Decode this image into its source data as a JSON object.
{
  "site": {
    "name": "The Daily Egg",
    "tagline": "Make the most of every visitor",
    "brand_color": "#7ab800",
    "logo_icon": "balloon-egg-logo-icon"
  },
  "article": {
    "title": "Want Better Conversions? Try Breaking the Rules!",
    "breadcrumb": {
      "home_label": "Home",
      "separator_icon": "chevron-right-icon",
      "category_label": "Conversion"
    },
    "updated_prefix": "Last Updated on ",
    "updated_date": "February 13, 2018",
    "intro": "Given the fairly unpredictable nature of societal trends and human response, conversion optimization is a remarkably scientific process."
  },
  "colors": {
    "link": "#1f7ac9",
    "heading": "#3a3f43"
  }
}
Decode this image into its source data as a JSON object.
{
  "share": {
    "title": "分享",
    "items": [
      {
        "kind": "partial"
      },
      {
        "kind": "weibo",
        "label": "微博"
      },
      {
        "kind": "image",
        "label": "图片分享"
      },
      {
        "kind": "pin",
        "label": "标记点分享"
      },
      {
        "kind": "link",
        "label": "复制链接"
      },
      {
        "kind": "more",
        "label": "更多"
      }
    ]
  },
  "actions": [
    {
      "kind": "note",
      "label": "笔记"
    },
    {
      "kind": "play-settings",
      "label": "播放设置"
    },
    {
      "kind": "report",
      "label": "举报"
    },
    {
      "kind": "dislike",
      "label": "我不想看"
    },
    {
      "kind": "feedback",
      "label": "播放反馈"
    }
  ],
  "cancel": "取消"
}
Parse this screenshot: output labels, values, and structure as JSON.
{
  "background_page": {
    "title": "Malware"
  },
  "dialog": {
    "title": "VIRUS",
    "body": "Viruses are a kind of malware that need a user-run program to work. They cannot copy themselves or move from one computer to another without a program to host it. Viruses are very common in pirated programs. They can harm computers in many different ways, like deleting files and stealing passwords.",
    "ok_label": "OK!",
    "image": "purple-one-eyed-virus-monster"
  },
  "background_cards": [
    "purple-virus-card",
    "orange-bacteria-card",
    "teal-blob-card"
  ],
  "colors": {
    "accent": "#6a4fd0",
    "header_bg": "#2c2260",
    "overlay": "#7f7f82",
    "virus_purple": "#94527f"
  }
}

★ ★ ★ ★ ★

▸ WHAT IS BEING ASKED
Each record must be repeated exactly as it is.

▸ SOLUTION FOR THIS PROBLEM
Decode this image into its source data as a JSON object.
{
  "site": {
    "name": "The Daily Egg",
    "tagline": "Make the most of every visitor",
    "brand_color": "#7ab800",
    "logo_icon": "balloon-egg-logo-icon"
  },
  "article": {
    "title": "Want Better Conversions? Try Breaking the Rules!",
    "breadcrumb": {
      "home_label": "Home",
      "separator_icon": "chevron-right-icon",
      "category_label": "Conversion"
    },
    "updated_prefix": "Last Updated on ",
    "updated_date": "February 13, 2018",
    "intro": "Given the fairly unpredictable nature of societal trends and human response, conversion optimization is a remarkably scientific process."
  },
  "colors": {
    "link": "#1f7ac9",
    "heading": "#3a3f43"
  }
}
Decode this image into its source data as a JSON object.
{
  "share": {
    "title": "分享",
    "items": [
      {
        "kind": "partial"
      },
      {
        "kind": "weibo",
        "label": "微博"
      },
      {
        "kind": "image",
        "label": "图片分享"
      },
      {
        "kind": "pin",
        "label": "标记点分享"
      },
      {
        "kind": "link",
        "label": "复制链接"
      },
      {
        "kind": "more",
        "label": "更多"
      }
    ]
  },
  "actions": [
    {
      "kind": "note",
      "label": "笔记"
    },
    {
      "kind": "play-settings",
      "label": "播放设置"
    },
    {
      "kind": "report",
      "label": "举报"
    },
    {
      "kind": "dislike",
      "label": "我不想看"
    },
    {
      "kind": "feedback",
      "label": "播放反馈"
    }
  ],
  "cancel": "取消"
}
Parse this screenshot: output labels, values, and structure as JSON.
{
  "background_page": {
    "title": "Malware"
  },
  "dialog": {
    "title": "VIRUS",
    "body": "Viruses are a kind of malware that need a user-run program to work. They cannot copy themselves or move from one computer to another without a program to host it. Viruses are very common in pirated programs. They can harm computers in many different ways, like deleting files and stealing passwords.",
    "ok_label": "OK!",
    "image": "purple-one-eyed-virus-monster"
  },
  "background_cards": [
    "purple-virus-card",
    "orange-bacteria-card",
    "teal-blob-card"
  ],
  "colors": {
    "accent": "#6a4fd0",
    "header_bg": "#2c2260",
    "overlay": "#7f7f82",
    "virus_purple": "#94527f"
  }
}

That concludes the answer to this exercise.